. . . but aside from the enforcement of the arbitration provisions of such contracts, within the limits permitted by Boys Markets, [ Boys Markets, Inc. v. Retail Clerks Union, 398 U.S. 235, 90 S. Ct. 1583, 26 L. Ed. 2d 199] the Court has never indicated that the courts may enjoin actual or threatened contract violations despite the Norris-LaGuardia Act. Buffalo Forge Co. v. U.S.W.A., AFL-CIO (428 U.S. 397, 96 S. Ct. 3141 at 3148, 49 L. Ed. 2d 1022, 44th L.W. 5346 at p. 5350). The allegation of the complaint that the Union was breaching its obligation not to strike did not in itself warrant an injunction. 96 S. Ct. at 3148, 4 L.W. at 5350.
We recognize that the Court was specifically dealing with a case enjoining a strike, and that the legislative prohibition of the Norris-LaGuardia Act applies only to judicial injunctions against strikes, but we still read these cases as part of the body of law mandated by the Supreme Court:
We conclude that the substantive law to apply in suits under § 301(a) is federal law, which the courts must fashion from the policy of our national labor laws. Textile Workers v. Lincoln Mills, 353 U.S. 448, 456, 77 S. Ct. 912, 918, 1 L. Ed. 2d 972 .

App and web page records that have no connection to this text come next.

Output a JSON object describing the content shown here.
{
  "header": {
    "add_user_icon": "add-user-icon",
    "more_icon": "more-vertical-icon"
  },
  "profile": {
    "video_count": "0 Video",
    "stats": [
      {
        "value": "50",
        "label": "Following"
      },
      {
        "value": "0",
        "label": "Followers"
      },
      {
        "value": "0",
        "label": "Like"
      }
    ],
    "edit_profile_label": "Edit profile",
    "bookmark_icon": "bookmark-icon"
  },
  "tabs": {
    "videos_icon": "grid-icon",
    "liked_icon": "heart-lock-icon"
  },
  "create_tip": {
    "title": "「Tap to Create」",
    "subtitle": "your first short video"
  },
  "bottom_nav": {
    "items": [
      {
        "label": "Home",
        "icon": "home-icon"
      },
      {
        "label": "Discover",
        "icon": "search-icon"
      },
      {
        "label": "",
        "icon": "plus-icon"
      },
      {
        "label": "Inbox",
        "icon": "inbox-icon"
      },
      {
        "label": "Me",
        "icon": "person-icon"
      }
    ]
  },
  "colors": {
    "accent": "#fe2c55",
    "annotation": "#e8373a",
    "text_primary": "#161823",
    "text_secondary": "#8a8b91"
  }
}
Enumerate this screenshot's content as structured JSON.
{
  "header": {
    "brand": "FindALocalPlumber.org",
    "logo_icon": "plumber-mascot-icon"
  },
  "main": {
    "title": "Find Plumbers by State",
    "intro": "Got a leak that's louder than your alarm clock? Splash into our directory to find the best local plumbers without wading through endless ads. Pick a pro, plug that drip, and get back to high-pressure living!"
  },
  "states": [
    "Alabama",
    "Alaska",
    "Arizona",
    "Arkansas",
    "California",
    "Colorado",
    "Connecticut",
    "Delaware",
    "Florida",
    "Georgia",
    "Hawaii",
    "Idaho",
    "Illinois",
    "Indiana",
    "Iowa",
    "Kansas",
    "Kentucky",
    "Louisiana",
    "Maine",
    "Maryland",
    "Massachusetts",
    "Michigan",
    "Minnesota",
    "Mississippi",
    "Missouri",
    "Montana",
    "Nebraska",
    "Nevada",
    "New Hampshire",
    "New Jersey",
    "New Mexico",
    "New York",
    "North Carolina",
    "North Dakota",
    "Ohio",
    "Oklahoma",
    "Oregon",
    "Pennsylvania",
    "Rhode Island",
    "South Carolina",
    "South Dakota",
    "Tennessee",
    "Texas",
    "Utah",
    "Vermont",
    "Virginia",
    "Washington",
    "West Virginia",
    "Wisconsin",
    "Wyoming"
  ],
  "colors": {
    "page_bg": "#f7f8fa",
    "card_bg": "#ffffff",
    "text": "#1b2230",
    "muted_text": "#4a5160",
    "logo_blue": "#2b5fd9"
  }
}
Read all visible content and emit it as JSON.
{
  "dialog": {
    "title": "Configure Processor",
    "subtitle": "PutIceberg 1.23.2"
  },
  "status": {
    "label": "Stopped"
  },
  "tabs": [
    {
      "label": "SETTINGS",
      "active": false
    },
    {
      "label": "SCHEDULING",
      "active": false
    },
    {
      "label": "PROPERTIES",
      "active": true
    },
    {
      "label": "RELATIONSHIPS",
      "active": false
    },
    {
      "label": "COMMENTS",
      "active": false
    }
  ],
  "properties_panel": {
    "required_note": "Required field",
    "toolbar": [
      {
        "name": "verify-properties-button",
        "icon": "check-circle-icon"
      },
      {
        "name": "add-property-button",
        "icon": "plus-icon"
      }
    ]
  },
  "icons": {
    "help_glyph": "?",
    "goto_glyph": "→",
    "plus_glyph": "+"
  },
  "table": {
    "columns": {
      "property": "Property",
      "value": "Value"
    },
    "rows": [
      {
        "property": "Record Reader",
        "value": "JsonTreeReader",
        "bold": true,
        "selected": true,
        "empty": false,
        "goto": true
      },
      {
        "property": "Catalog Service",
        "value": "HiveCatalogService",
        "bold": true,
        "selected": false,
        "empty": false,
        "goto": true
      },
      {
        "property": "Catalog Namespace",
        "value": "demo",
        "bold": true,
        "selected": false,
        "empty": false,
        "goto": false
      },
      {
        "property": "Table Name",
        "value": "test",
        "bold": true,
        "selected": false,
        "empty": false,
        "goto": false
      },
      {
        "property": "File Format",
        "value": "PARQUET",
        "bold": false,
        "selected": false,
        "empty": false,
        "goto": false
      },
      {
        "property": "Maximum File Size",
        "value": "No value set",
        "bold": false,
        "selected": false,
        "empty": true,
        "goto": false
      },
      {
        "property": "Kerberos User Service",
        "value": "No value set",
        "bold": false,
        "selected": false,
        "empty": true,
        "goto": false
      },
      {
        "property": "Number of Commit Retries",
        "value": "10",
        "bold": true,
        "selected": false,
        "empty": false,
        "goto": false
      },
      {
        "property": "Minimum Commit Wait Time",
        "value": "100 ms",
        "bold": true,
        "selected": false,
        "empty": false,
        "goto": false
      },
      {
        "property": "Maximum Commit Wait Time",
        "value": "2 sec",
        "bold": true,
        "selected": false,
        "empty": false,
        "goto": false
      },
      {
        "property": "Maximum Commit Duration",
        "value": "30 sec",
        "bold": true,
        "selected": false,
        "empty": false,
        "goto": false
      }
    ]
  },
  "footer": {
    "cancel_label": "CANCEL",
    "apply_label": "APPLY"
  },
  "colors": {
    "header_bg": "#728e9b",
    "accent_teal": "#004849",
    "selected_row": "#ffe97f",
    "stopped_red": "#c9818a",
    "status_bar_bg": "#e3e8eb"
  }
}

Returning to the Steelworkers trilogy, we note that in United Steelworkers v. American Manufacturing Co., 363 U.S. 564, 80 S. Ct. 1343, 4 L. Ed. 2d 1403 , the Court stated:
The function of the court is very limited when the parties have agreed to submit all questions of contract interpretation to the arbitrator